**DIRECTIONS**: Please go through the records below and return every line holding the word "Quick".

**PROVIDED RECORDS**:
════════════════════
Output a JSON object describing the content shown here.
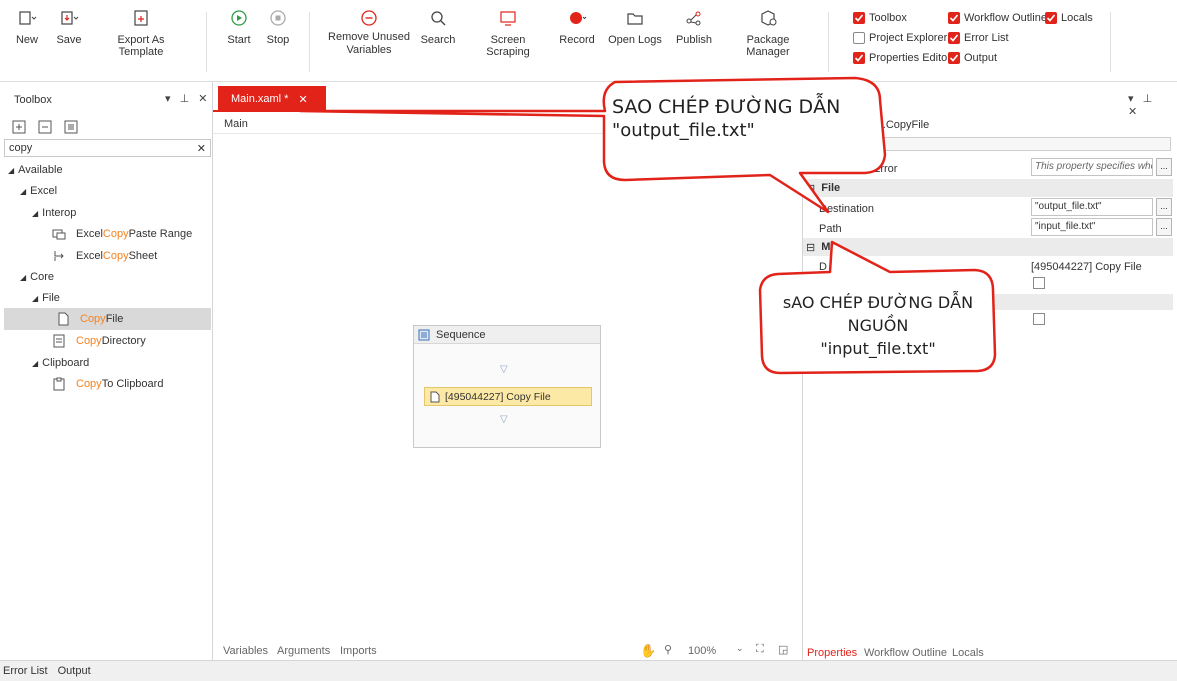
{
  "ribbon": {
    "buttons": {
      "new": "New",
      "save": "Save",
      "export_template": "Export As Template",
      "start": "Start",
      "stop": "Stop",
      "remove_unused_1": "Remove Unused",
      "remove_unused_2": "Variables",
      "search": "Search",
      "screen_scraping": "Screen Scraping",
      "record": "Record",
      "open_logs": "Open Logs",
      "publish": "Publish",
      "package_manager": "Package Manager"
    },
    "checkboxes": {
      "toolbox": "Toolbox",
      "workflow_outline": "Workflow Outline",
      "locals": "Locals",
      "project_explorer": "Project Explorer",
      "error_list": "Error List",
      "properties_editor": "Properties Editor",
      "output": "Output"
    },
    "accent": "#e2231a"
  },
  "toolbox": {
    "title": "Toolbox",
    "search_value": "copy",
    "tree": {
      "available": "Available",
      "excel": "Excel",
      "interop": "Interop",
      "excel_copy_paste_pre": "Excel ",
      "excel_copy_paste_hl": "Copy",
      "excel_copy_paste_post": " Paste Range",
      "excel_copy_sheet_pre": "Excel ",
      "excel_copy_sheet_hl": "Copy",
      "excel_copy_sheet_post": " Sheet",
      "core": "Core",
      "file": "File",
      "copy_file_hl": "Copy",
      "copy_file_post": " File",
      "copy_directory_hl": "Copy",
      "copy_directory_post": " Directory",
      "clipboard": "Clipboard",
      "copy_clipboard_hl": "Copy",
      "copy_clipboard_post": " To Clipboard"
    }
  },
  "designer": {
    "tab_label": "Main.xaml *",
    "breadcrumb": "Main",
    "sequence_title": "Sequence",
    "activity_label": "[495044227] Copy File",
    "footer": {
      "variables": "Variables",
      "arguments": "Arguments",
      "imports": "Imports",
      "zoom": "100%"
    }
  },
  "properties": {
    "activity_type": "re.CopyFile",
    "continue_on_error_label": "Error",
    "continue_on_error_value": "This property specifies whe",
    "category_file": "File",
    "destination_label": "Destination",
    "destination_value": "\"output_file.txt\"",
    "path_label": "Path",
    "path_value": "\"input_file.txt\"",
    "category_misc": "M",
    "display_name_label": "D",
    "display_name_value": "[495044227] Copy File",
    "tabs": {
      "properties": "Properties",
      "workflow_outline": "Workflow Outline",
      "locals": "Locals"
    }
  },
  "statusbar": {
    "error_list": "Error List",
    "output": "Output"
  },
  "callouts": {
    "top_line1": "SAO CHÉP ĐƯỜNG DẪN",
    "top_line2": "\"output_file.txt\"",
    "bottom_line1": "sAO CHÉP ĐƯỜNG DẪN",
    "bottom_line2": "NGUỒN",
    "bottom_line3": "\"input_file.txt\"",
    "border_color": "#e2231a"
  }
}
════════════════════
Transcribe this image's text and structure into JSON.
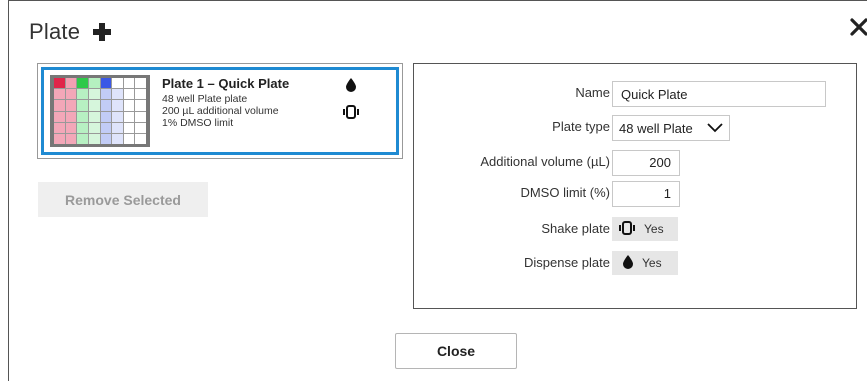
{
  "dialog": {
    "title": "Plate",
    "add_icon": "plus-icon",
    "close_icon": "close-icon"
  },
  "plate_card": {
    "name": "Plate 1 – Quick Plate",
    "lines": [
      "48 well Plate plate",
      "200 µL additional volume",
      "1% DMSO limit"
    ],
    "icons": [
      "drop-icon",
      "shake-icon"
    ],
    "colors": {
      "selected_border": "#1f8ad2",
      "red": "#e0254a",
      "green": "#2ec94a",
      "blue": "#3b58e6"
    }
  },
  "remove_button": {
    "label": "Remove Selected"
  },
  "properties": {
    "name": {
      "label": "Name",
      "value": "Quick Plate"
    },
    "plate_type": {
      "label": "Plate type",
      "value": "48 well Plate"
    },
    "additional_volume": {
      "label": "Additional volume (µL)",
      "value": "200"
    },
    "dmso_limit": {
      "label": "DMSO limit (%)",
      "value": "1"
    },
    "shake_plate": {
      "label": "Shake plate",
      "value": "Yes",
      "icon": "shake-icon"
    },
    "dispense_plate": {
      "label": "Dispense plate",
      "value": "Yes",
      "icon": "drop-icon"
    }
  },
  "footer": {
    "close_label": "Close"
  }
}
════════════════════
**ANSWER SECTION**:
    "name": "Plate 1 – Quick Plate",
      "value": "Quick Plate"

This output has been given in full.